John Q. Gladwell’s departure from Do It Right! Extrusion (DIRE) didn’t seem like such a big issue at the time.

On the afternoon of the morning that John was let go, a Friday, most people were too busy anticipating the weekend fun to actually miss him. He managed the administration function for his division, and he wasn’t the most inspiring of people, so he was easily mistaken for an office plant.

Then, about two years ago, people discovered that for some strange reason John-in-admin knew this new “social networking” area very well. He had connections in the most obscure locations, and for a fleeting moment his star burned brightly.

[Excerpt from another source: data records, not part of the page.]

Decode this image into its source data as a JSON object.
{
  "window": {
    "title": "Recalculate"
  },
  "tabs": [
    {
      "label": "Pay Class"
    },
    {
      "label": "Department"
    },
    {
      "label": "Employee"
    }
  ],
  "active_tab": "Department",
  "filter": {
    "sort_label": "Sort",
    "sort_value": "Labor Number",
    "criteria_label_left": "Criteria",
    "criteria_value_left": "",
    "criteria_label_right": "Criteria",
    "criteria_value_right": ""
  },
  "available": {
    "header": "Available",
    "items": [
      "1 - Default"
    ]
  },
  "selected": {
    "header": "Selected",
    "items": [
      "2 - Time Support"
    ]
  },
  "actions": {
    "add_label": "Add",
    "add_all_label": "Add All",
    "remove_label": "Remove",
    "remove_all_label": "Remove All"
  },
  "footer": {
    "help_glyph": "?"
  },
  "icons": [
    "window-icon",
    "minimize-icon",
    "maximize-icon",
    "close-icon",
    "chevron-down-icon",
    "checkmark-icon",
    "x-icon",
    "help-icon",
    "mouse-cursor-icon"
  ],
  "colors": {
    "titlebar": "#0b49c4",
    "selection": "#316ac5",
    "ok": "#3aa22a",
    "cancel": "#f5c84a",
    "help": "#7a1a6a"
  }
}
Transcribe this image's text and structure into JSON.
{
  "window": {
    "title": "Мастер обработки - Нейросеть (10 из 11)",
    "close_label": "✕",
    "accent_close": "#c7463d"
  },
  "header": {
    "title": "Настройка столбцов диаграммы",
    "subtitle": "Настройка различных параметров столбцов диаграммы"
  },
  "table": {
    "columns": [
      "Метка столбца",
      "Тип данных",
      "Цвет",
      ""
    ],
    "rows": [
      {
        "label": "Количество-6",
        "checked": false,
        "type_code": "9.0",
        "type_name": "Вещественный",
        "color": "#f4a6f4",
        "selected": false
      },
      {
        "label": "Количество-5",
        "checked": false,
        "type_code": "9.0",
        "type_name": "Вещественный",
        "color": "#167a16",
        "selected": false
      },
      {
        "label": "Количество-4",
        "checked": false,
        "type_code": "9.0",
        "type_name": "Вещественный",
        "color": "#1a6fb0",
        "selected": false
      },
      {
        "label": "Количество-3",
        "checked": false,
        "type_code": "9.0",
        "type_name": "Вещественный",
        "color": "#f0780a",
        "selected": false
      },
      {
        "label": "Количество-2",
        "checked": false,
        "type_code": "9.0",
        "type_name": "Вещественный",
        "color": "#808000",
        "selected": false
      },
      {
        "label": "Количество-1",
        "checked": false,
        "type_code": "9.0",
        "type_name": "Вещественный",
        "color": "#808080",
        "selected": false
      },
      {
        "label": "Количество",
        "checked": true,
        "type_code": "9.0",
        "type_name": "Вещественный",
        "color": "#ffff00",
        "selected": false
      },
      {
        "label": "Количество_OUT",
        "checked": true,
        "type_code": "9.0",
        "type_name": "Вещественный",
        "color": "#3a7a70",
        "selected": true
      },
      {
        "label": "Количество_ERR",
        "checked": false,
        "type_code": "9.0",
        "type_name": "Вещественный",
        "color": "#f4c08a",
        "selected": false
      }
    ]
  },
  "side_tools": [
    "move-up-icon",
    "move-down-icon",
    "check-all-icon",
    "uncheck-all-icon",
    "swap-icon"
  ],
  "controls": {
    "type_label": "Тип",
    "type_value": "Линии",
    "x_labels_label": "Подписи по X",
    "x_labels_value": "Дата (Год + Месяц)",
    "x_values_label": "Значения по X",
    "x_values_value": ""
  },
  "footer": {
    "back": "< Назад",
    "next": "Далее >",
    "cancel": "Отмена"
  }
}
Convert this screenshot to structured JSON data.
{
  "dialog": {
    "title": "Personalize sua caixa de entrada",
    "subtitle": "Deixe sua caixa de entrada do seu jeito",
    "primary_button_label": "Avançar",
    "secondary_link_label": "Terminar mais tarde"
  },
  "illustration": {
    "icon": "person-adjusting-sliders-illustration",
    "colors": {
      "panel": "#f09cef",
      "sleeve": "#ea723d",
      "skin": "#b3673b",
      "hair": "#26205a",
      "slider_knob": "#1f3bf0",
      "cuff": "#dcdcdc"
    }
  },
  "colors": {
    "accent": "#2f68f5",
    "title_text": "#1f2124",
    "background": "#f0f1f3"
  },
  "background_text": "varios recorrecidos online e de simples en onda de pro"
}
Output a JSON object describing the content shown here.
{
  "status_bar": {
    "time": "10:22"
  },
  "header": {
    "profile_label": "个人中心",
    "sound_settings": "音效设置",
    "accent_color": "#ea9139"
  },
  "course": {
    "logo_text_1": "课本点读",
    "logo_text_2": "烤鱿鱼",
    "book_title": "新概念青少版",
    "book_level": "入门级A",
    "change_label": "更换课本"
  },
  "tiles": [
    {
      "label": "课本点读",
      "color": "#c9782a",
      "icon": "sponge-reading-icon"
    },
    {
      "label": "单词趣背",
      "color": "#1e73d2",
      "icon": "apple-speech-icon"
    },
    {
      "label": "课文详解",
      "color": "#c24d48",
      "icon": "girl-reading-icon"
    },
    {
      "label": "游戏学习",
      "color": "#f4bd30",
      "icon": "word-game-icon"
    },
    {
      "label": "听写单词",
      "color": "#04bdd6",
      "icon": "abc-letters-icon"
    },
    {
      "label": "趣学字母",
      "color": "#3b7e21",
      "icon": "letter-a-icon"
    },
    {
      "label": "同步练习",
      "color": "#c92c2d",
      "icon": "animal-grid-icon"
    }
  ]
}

If you needed to get at someone in the industry, or contact a potential hire in a competitor, John was the go-to guy. He was always happy to help, but as everyone in the company joined LinkedIn and Xing, his star gradually declined.

Management noted the time spent with social networking, and decided that it was not time well spent.

keep reading…

The Unprotected Quarterback

Frank Mulligan
Oct 30, 2008, 5:00 am ET

High performers are assumed to be a priority focus for retention efforts during any form of economic crisis.

The value they put on the table should ensure that they have an edge in keeping their jobs, but in actual practice things don’t work quite so well.

The Chosen Ones

The methods that are used to evaluate whether someone has high potential are many and varied, but they generally focus on two issues: capabilities and desire.

keep reading…

Productivity as a Substitute for Hiring in China

Frank Mulligan
Jun 18, 2008, 6:00 pm ET

Expansive hiring demand has largely been the name of the game over the last 10 years in China.

This is no longer the story, and it’s not just because the summer heat has kicked in. All the signs are that employers are cooling to the idea of hiring more staff. This is not a cause for immediate concern for third-party recruitment suppliers, or unrequited joy for HR departments, but there are signs of a general easing of skills demand.

The first source of comfort for HR departments is Hudson’s latest quarterly hiring report, which says professional hiring expectations in China have declined in the second quarter of 2008, after a prolonged and sustained rise.

The fact that Hudson even asked companies what HR policies they would implement in the event of a recession is a sign of the changes to come.

A serious hiring slowdown is unlikely at this stage, but the Hudson report found that 14% of respondents in China expected the country would face a recession in the next six months. This is fewer than in any other Asian country.

keep reading…